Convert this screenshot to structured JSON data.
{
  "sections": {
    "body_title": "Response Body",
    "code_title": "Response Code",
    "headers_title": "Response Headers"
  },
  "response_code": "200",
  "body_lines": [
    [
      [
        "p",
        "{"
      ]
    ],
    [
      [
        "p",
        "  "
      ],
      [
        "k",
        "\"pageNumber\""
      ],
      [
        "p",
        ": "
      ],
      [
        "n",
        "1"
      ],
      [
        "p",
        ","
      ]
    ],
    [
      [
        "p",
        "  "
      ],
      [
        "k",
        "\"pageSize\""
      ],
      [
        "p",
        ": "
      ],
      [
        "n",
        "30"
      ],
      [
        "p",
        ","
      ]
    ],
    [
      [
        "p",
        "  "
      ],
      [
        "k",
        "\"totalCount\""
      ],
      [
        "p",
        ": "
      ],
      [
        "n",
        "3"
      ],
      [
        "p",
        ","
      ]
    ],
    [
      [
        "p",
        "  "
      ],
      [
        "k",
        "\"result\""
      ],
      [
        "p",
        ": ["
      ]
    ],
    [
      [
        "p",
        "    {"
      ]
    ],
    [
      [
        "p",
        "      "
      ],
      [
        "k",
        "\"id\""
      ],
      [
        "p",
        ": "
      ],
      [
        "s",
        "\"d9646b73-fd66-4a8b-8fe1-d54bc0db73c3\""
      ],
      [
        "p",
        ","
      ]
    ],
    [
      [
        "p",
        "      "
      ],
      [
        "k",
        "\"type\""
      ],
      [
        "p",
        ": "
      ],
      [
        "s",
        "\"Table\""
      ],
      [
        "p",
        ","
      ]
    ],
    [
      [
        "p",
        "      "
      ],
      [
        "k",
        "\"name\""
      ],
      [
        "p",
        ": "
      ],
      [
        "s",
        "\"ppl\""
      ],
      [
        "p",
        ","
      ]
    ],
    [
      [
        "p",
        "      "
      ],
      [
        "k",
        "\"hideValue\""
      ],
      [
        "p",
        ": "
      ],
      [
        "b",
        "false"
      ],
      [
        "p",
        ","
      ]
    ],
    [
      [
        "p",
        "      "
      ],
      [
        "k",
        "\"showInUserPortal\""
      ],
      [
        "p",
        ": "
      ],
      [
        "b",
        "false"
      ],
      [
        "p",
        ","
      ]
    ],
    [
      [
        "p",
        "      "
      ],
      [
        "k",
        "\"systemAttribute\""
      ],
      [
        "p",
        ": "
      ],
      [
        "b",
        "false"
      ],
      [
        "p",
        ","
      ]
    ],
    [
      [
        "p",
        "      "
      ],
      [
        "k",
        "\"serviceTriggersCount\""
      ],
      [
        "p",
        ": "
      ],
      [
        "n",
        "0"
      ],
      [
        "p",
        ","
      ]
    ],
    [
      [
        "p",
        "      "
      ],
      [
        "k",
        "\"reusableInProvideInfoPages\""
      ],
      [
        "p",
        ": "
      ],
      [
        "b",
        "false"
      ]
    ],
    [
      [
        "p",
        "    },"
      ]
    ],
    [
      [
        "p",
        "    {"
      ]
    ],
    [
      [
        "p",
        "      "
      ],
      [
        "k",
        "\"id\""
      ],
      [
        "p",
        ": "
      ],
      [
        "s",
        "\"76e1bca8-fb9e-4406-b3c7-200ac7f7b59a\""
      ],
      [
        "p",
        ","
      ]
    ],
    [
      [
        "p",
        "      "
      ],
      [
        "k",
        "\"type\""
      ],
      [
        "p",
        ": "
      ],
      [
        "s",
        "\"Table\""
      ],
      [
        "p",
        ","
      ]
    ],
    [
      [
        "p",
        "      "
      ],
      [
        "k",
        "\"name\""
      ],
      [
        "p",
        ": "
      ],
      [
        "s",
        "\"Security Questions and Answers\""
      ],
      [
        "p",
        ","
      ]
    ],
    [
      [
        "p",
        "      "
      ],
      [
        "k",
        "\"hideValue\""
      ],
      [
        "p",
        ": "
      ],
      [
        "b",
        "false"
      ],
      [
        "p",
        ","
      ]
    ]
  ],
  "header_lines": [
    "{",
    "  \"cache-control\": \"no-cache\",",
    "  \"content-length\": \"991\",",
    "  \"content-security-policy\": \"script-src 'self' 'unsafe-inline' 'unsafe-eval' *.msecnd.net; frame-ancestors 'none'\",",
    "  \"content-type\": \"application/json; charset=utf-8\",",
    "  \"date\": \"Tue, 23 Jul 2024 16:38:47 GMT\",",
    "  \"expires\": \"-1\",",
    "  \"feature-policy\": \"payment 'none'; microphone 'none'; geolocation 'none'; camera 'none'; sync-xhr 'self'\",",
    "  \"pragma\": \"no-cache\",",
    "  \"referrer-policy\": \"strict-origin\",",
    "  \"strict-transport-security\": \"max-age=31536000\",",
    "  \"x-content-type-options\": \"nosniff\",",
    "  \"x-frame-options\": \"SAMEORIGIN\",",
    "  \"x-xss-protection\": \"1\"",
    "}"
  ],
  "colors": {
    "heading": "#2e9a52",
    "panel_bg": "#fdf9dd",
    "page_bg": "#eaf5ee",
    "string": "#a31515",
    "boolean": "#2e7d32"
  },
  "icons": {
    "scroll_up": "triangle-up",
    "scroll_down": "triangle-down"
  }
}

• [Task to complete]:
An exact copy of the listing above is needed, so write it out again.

• [Task solution]:
Convert this screenshot to structured JSON data.
{
  "sections": {
    "body_title": "Response Body",
    "code_title": "Response Code",
    "headers_title": "Response Headers"
  },
  "response_code": "200",
  "body_lines": [
    [
      [
        "p",
        "{"
      ]
    ],
    [
      [
        "p",
        "  "
      ],
      [
        "k",
        "\"pageNumber\""
      ],
      [
        "p",
        ": "
      ],
      [
        "n",
        "1"
      ],
      [
        "p",
        ","
      ]
    ],
    [
      [
        "p",
        "  "
      ],
      [
        "k",
        "\"pageSize\""
      ],
      [
        "p",
        ": "
      ],
      [
        "n",
        "30"
      ],
      [
        "p",
        ","
      ]
    ],
    [
      [
        "p",
        "  "
      ],
      [
        "k",
        "\"totalCount\""
      ],
      [
        "p",
        ": "
      ],
      [
        "n",
        "3"
      ],
      [
        "p",
        ","
      ]
    ],
    [
      [
        "p",
        "  "
      ],
      [
        "k",
        "\"result\""
      ],
      [
        "p",
        ": ["
      ]
    ],
    [
      [
        "p",
        "    {"
      ]
    ],
    [
      [
        "p",
        "      "
      ],
      [
        "k",
        "\"id\""
      ],
      [
        "p",
        ": "
      ],
      [
        "s",
        "\"d9646b73-fd66-4a8b-8fe1-d54bc0db73c3\""
      ],
      [
        "p",
        ","
      ]
    ],
    [
      [
        "p",
        "      "
      ],
      [
        "k",
        "\"type\""
      ],
      [
        "p",
        ": "
      ],
      [
        "s",
        "\"Table\""
      ],
      [
        "p",
        ","
      ]
    ],
    [
      [
        "p",
        "      "
      ],
      [
        "k",
        "\"name\""
      ],
      [
        "p",
        ": "
      ],
      [
        "s",
        "\"ppl\""
      ],
      [
        "p",
        ","
      ]
    ],
    [
      [
        "p",
        "      "
      ],
      [
        "k",
        "\"hideValue\""
      ],
      [
        "p",
        ": "
      ],
      [
        "b",
        "false"
      ],
      [
        "p",
        ","
      ]
    ],
    [
      [
        "p",
        "      "
      ],
      [
        "k",
        "\"showInUserPortal\""
      ],
      [
        "p",
        ": "
      ],
      [
        "b",
        "false"
      ],
      [
        "p",
        ","
      ]
    ],
    [
      [
        "p",
        "      "
      ],
      [
        "k",
        "\"systemAttribute\""
      ],
      [
        "p",
        ": "
      ],
      [
        "b",
        "false"
      ],
      [
        "p",
        ","
      ]
    ],
    [
      [
        "p",
        "      "
      ],
      [
        "k",
        "\"serviceTriggersCount\""
      ],
      [
        "p",
        ": "
      ],
      [
        "n",
        "0"
      ],
      [
        "p",
        ","
      ]
    ],
    [
      [
        "p",
        "      "
      ],
      [
        "k",
        "\"reusableInProvideInfoPages\""
      ],
      [
        "p",
        ": "
      ],
      [
        "b",
        "false"
      ]
    ],
    [
      [
        "p",
        "    },"
      ]
    ],
    [
      [
        "p",
        "    {"
      ]
    ],
    [
      [
        "p",
        "      "
      ],
      [
        "k",
        "\"id\""
      ],
      [
        "p",
        ": "
      ],
      [
        "s",
        "\"76e1bca8-fb9e-4406-b3c7-200ac7f7b59a\""
      ],
      [
        "p",
        ","
      ]
    ],
    [
      [
        "p",
        "      "
      ],
      [
        "k",
        "\"type\""
      ],
      [
        "p",
        ": "
      ],
      [
        "s",
        "\"Table\""
      ],
      [
        "p",
        ","
      ]
    ],
    [
      [
        "p",
        "      "
      ],
      [
        "k",
        "\"name\""
      ],
      [
        "p",
        ": "
      ],
      [
        "s",
        "\"Security Questions and Answers\""
      ],
      [
        "p",
        ","
      ]
    ],
    [
      [
        "p",
        "      "
      ],
      [
        "k",
        "\"hideValue\""
      ],
      [
        "p",
        ": "
      ],
      [
        "b",
        "false"
      ],
      [
        "p",
        ","
      ]
    ]
  ],
  "header_lines": [
    "{",
    "  \"cache-control\": \"no-cache\",",
    "  \"content-length\": \"991\",",
    "  \"content-security-policy\": \"script-src 'self' 'unsafe-inline' 'unsafe-eval' *.msecnd.net; frame-ancestors 'none'\",",
    "  \"content-type\": \"application/json; charset=utf-8\",",
    "  \"date\": \"Tue, 23 Jul 2024 16:38:47 GMT\",",
    "  \"expires\": \"-1\",",
    "  \"feature-policy\": \"payment 'none'; microphone 'none'; geolocation 'none'; camera 'none'; sync-xhr 'self'\",",
    "  \"pragma\": \"no-cache\",",
    "  \"referrer-policy\": \"strict-origin\",",
    "  \"strict-transport-security\": \"max-age=31536000\",",
    "  \"x-content-type-options\": \"nosniff\",",
    "  \"x-frame-options\": \"SAMEORIGIN\",",
    "  \"x-xss-protection\": \"1\"",
    "}"
  ],
  "colors": {
    "heading": "#2e9a52",
    "panel_bg": "#fdf9dd",
    "page_bg": "#eaf5ee",
    "string": "#a31515",
    "boolean": "#2e7d32"
  },
  "icons": {
    "scroll_up": "triangle-up",
    "scroll_down": "triangle-down"
  }
}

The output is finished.